A year ago, DreamWorks Animation Chief Executive Jeffrey Katzenberg trekked to the Bay Area headquarters of YouTube to pitch an idea to his counterpart, Salar Kamangar.
"I said to them, I love the things they are doing with YouTube in terms of building out the platform and encouraging user generated content," Katzenberg said. "But as a user, I felt the one thing that was very challenging is ... there's hundreds of hours of programming being uploaded every minute. It's inconsumable and unnavigable and, as a user, it was getting harder and harder for me to know what I should be watching."
The solution, Katzenberg suggested, was to create a show that could serve up daily highlights of the best programming on YouTube.
"I proposed to them the idea that we create for them what would be a daily lighthouse that would be for users like myself," Katzenberg said.
The concept evolved into YouTube Nation, a new daily show produced by DreamWorks Animation that will feature some of the best and most interesting videos on the video sharing website, which attracts more than 1 billion visitors each month.
Hosted by Jacob Soboroff (formerly of HuffPost Live) and executive produced by Steve Woolf and Zadi Diaz, the program debuts Tuesday at 6 p.m. on the YouTube Spotlight page and at www.youtube.com/youtubenation.
A partnership between YouTube and DreamWorks, the series marks the first program of its kind between YouTube and a major studio. YouTube is financing the show, while DreamWorks is producing the series and will share in advertising revenue.
"It's a great way to introduce people to YouTube," said Robert Kyncl, YouTube's head of content and business operations. "It helps them make sense of great content on YouTube and gets them into a daily habit of consuming it in a way that's really digestible ... it's a fantastic idea."
A team of experienced curators at YouTube Nation will handpick the top content each day in a five-minute show that includes videos, playlists, highlights and fan feedback.
The episodes will include a vast array of content, such as the YouTube original series "Video Game High School" from filmmaker and musician Freddie Wong, amateur home videos and blogs on the latest in sports, fashion and music. The idea is to capture quirky and interesting content before it becomes the next hot trend.
In all, about 50 people are working on the production, which is based out of a studio in Playa Vista.
While there are other shows that feature popular YouTube content, YouTube Nation won't have a specific comedic bent, not will it be driven by one personality.
"It's the difference between the Colbert Report and Headline News," Katzenberg said.
He said the service will not be used to market or promote DreamWorks Animation characters or those from its newly acquired Classic Media Library. The Glendale studio has agreed to produce 300 hours of animated programming for global streaming service Netflix.
Nor will there be any tie-in with Awesomeness TV, the YouTube teen network channel DreamWorks acquired last year for $33 million in cash.
"This is not DreamWorks branded in any fashion, shape or form," Katzenberg said.
Rather, he described the venture as a "business opportunity" to capitalize on the Internet as a growing content platform.
The venture also is the latest in a series of moves by DreamWorks Animation to transform itself from a pure-play feature animation studio to a broad-based digital media entertainment company.
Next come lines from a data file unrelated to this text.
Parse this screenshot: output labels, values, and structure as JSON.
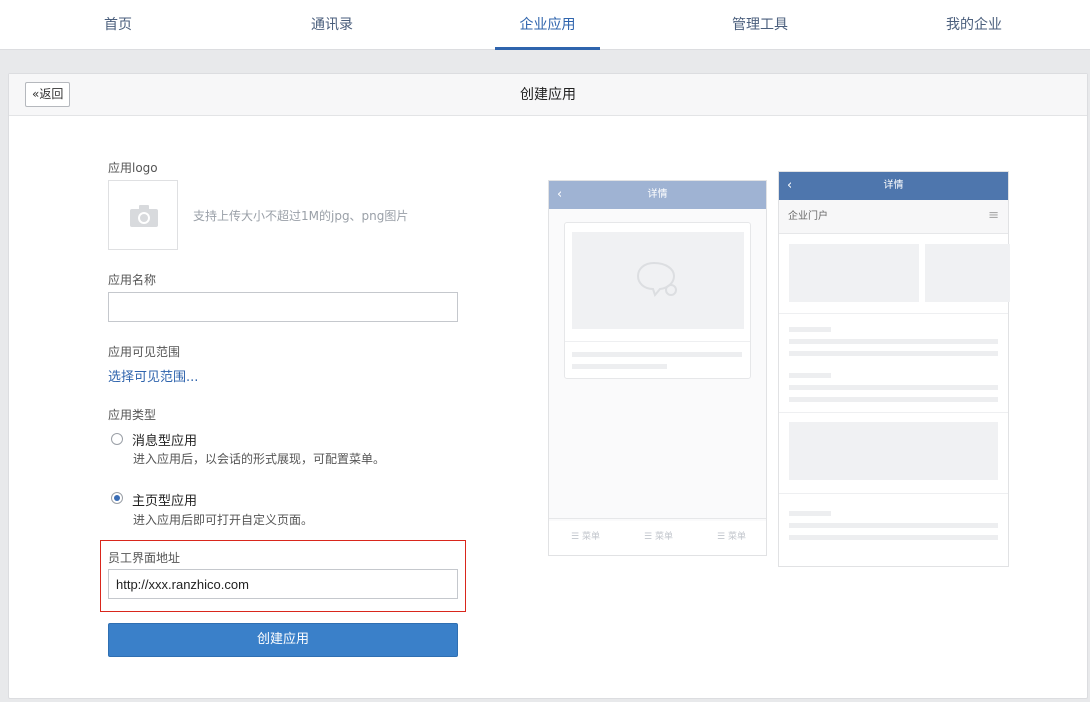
{
  "nav": {
    "tabs": [
      {
        "label": "首页"
      },
      {
        "label": "通讯录"
      },
      {
        "label": "企业应用"
      },
      {
        "label": "管理工具"
      },
      {
        "label": "我的企业"
      }
    ],
    "active_index": 2
  },
  "header": {
    "back_label": "返回",
    "title": "创建应用"
  },
  "form": {
    "logo_label": "应用logo",
    "logo_hint": "支持上传大小不超过1M的jpg、png图片",
    "name_label": "应用名称",
    "name_value": "",
    "scope_label": "应用可见范围",
    "scope_link": "选择可见范围...",
    "type_label": "应用类型",
    "types": [
      {
        "title": "消息型应用",
        "desc": "进入应用后，以会话的形式展现，可配置菜单。",
        "checked": false
      },
      {
        "title": "主页型应用",
        "desc": "进入应用后即可打开自定义页面。",
        "checked": true
      }
    ],
    "url_label": "员工界面地址",
    "url_value": "http://xxx.ranzhico.com",
    "submit_label": "创建应用"
  },
  "preview": {
    "phone1": {
      "title": "详情",
      "menu": [
        "菜单",
        "菜单",
        "菜单"
      ]
    },
    "phone2": {
      "title": "详情",
      "subtitle": "企业门户"
    }
  },
  "colors": {
    "accent": "#2f64ad",
    "button": "#3a80c9",
    "highlight_border": "#d9261c",
    "phone1_bar": "#9fb3d3",
    "phone2_bar": "#4e76ad"
  },
  "icons": [
    "camera-icon",
    "chevron-left-icon",
    "chat-bubble-icon",
    "hamburger-icon",
    "menu-list-icon"
  ]
}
DreamWorks recently partnered with El Segundo company Fuhu Inc.to create DreamTab, a computer tablet designed for kids.
"We think it is one of the places of greatest opportunity for any content creator over the next couple of years," Katzenberg said of YouTube. "YouTube Nation will be a very good and a very valuable business for us."